The whole world of education has been turned on its ears over the last century, I’m afraid. College and seminary students as a rule are seen as customers or clients and the faculty as sales people commissioned to sell a product. In this scenario, students become critics of their professors, rating them and reporting to their superiors on who is effective and who isn’t. Many students–yes, even in our SBC schools–have a sense of entitlement as though the school owes them and if what they receive fails to meet their expectations, someone has to pay the piper.
I had a note on Facebook the other day from a young minister who pastors an Alabama church and was in my Worship Leadership class last August. He was thanking me, saying he was doing things differently in church now, and had waited until the semester ended before expressing his gratitude lest it appear he was seeking a better grade. That was nice.
There were 45 students in that class. I think one or two others sent notes of thanks.
I wonder if church people should apologize to their pastors.
When John R. Sampey stood before his ordination council, one of the ministers grilled him harshly. When questioned about that later, the gentleman said, “Oh, I had no doubts about Sampey himself. I just wanted to see what Dr. Boyce had been teaching him.”
What has your pastor has been teaching you? Anyone should be able to ask you questions and learn the answer.
I fear that we who call ourselves followers of Jesus Christ–like too many college and seminary students–enter church with a sense of entitlement. The pastor owes you. But what does he owe you?
How you answer tells volumes about you. For some, the preacher owes us interesting sermons, fascinating illustrations, a great worship experience, a church program that meets the needs of us and our family. And when those expectations are unmet, we go into action.
Pastors get fired every day for failing to live up to people’s expectations.
We ought to be apologizing to our pastors for not listening, for not respecting them, for failing to practice what they preach, for picking and choosing bits and pieces of their sermons which we will obey and retain. We should apologize for treating them like our employees, for thinking of ourselves as their customers, for failing to see them as God’s divinely appointed shepherds for this flock.
To whom do you owe an apology today?
I can name a dozen churches without a moment’s hesitation that have terminated pastors–and done severe damage to their future ministries–for no other reason than his failure to cater to certain people, to satisfy the membership, to meet expectations.
We owe them our deepest apologies.
Not long after graduating from seminary, John R. Sampey was invited to join the faculty to replace a beloved professor who had recently died unexpectedly.

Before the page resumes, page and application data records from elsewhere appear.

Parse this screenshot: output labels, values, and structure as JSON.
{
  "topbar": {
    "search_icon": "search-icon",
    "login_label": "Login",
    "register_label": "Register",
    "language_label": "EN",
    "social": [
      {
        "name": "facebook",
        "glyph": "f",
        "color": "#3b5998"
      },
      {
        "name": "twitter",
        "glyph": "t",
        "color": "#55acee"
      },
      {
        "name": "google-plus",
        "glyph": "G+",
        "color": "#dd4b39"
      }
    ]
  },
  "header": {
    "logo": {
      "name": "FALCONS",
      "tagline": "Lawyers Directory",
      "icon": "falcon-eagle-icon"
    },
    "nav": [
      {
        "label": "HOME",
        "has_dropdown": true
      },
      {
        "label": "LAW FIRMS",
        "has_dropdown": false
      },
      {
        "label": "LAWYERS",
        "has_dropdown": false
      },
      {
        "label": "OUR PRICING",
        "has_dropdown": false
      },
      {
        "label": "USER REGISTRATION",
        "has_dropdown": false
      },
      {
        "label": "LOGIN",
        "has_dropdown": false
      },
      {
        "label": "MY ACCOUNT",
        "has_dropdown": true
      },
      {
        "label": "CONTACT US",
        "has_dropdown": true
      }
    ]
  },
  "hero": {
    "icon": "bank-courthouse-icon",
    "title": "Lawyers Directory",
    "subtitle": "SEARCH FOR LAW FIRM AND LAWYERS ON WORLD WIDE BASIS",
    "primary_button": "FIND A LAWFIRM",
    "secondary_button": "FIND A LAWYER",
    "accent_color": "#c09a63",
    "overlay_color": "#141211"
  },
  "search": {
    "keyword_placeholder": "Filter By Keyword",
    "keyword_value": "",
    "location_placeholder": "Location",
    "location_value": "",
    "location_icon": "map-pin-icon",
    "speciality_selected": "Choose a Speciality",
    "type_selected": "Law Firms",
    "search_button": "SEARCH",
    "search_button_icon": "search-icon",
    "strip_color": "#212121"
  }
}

In his memoirs, Sampey writes, “I have wondered what would have happened, when some months later Drs. Manly and Broadus suggested that I be recommended to the Seminary faculty to succeed dear Dr. Riggan, if I had not apologized like a gentleman for ungentlemanly conduct.”